→ ASSIGNMENT
Where the records hold the string "from", show the whole line it sits on.

*** Opening INPUT RECORDS ***

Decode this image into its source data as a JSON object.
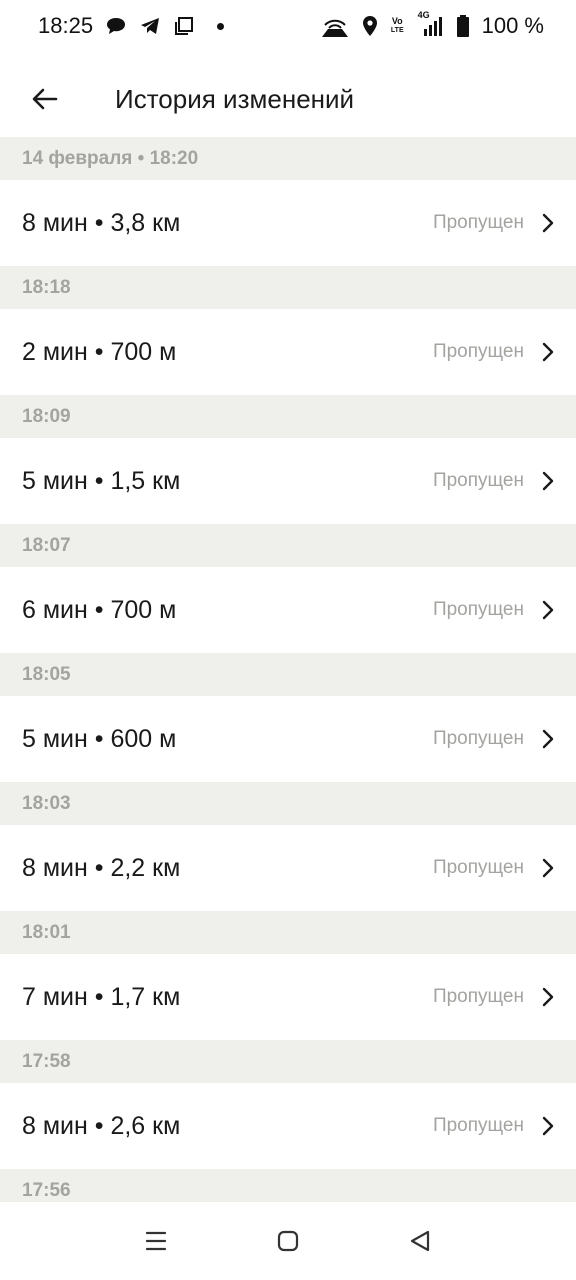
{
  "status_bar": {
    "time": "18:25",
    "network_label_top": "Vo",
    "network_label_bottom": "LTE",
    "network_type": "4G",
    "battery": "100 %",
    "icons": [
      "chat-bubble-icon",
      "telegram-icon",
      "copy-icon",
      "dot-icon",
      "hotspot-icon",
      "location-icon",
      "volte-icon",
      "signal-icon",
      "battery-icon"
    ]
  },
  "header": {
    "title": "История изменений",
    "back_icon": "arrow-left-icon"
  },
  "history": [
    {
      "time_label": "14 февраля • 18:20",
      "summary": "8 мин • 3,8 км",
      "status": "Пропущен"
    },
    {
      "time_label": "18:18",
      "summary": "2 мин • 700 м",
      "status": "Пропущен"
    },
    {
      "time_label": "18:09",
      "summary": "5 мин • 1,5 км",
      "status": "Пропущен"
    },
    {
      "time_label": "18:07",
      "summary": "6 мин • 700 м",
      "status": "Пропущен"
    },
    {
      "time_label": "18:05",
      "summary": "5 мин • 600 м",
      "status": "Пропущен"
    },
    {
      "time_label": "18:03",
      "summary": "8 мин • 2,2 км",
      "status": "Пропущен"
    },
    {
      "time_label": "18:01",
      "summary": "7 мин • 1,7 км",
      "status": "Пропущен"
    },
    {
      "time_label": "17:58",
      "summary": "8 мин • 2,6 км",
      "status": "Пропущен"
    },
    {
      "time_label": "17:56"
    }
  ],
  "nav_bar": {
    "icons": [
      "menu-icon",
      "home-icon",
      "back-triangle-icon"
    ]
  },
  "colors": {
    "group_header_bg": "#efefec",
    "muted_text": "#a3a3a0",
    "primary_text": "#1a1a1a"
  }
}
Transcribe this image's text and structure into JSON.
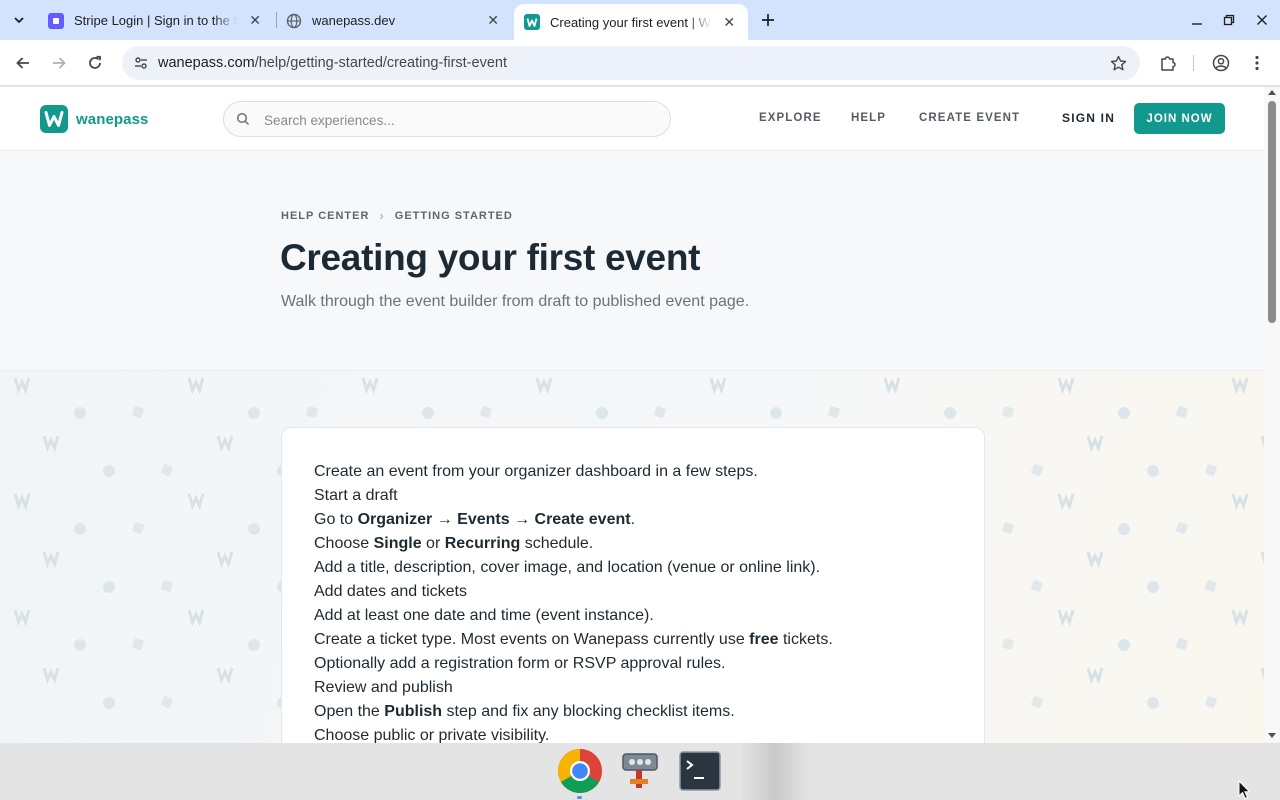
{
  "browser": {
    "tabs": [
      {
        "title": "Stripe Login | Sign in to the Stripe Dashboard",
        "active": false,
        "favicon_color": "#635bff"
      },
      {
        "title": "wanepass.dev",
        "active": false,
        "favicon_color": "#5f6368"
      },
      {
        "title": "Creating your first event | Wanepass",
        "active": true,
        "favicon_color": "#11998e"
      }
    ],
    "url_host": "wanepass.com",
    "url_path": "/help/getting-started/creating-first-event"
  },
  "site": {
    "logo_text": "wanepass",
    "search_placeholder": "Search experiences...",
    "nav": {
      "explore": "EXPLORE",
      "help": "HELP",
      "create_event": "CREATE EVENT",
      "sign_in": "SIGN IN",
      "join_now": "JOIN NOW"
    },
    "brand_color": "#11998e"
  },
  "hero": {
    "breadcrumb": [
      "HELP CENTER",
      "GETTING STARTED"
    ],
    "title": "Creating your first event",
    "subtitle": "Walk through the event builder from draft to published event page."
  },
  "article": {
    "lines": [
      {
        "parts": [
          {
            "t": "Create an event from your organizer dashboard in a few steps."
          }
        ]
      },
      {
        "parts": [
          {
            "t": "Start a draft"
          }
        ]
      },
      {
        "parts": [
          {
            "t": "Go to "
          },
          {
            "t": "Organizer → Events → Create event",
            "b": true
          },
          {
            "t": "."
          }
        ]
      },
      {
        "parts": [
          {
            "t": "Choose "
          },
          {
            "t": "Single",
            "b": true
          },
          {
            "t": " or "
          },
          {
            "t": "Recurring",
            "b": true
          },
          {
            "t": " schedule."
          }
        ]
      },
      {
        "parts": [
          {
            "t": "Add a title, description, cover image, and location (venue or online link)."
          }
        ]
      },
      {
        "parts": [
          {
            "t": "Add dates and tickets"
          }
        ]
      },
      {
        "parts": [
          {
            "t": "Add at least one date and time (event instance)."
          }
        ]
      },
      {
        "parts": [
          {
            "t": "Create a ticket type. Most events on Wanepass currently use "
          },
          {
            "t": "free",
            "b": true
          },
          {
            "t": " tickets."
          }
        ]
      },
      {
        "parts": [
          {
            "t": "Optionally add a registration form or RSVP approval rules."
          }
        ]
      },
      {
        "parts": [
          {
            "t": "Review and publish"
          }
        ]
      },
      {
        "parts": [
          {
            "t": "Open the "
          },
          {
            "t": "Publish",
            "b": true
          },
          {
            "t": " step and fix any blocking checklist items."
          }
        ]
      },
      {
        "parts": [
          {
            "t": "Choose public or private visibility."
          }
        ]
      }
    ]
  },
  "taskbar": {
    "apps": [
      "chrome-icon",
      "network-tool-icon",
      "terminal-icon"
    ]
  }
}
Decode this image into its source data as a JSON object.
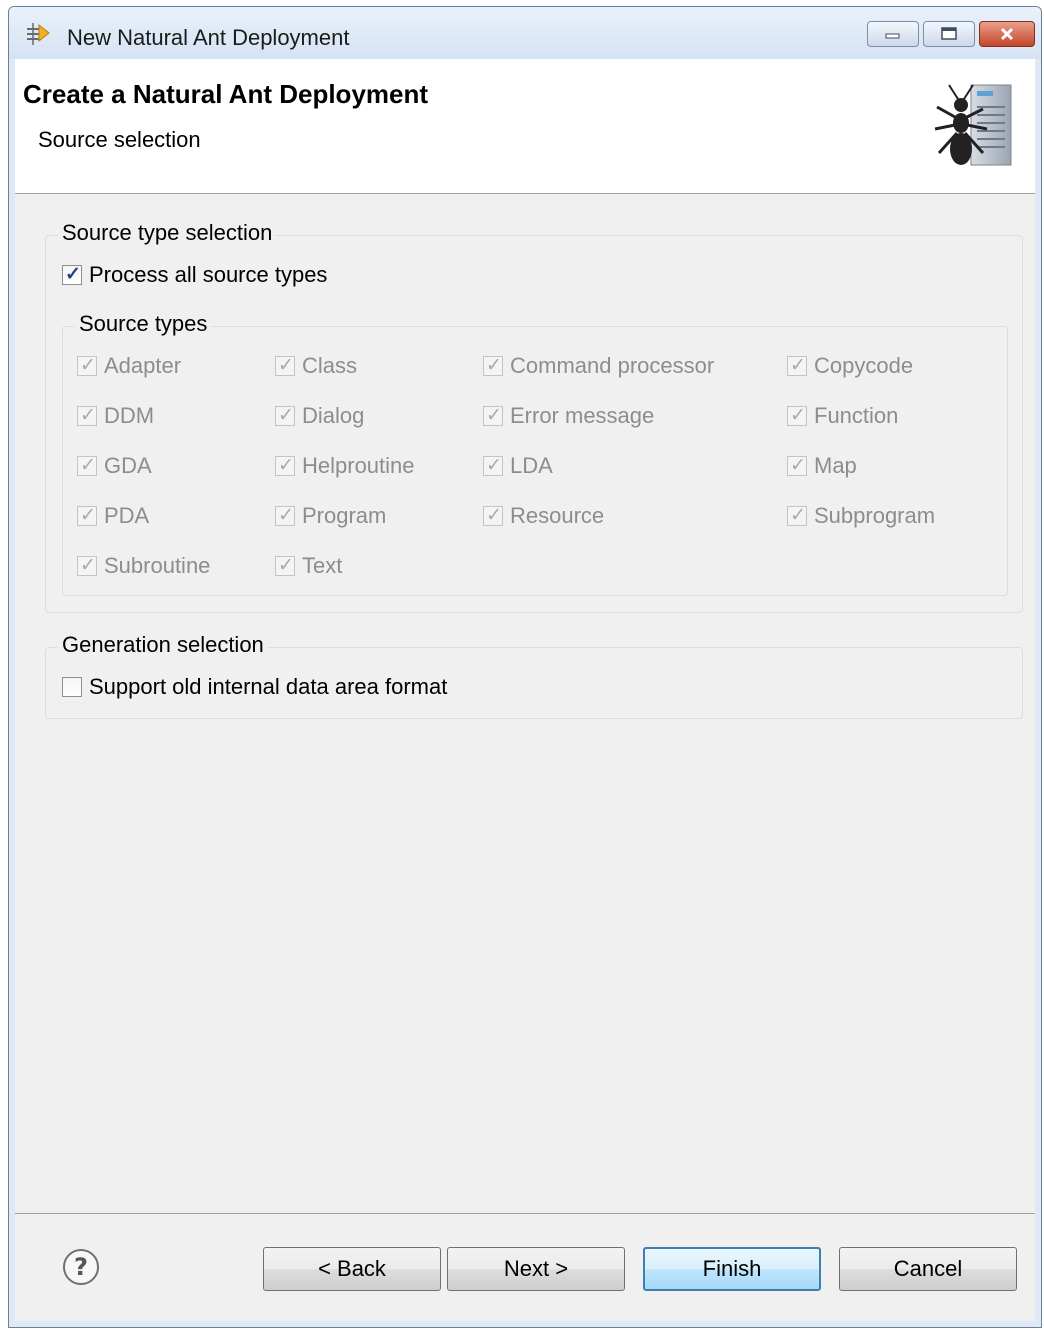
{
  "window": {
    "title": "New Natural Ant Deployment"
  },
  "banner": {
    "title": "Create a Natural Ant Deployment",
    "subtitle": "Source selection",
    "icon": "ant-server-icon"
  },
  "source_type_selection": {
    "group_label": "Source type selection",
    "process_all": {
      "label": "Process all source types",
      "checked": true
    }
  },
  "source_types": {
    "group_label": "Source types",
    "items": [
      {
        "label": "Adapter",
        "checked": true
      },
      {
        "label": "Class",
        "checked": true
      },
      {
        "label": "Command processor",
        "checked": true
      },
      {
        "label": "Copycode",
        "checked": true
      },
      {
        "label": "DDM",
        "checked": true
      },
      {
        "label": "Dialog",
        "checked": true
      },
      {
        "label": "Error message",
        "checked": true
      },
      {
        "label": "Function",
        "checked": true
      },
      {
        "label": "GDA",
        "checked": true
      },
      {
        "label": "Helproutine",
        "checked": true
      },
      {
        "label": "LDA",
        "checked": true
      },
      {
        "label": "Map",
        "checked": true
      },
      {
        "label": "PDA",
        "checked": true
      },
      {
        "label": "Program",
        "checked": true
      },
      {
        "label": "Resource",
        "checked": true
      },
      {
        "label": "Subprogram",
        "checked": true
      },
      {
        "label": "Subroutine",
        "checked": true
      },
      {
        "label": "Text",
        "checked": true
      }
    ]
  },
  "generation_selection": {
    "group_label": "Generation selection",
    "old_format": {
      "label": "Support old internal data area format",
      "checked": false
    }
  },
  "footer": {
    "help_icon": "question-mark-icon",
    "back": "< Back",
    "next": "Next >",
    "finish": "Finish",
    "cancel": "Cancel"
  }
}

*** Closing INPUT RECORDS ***

→ OUTPUT FOR THIS TASK
    "subtitle": "Walk through the event builder from draft to published event page."
            "t": "Create an event from your organizer dashboard in a few steps."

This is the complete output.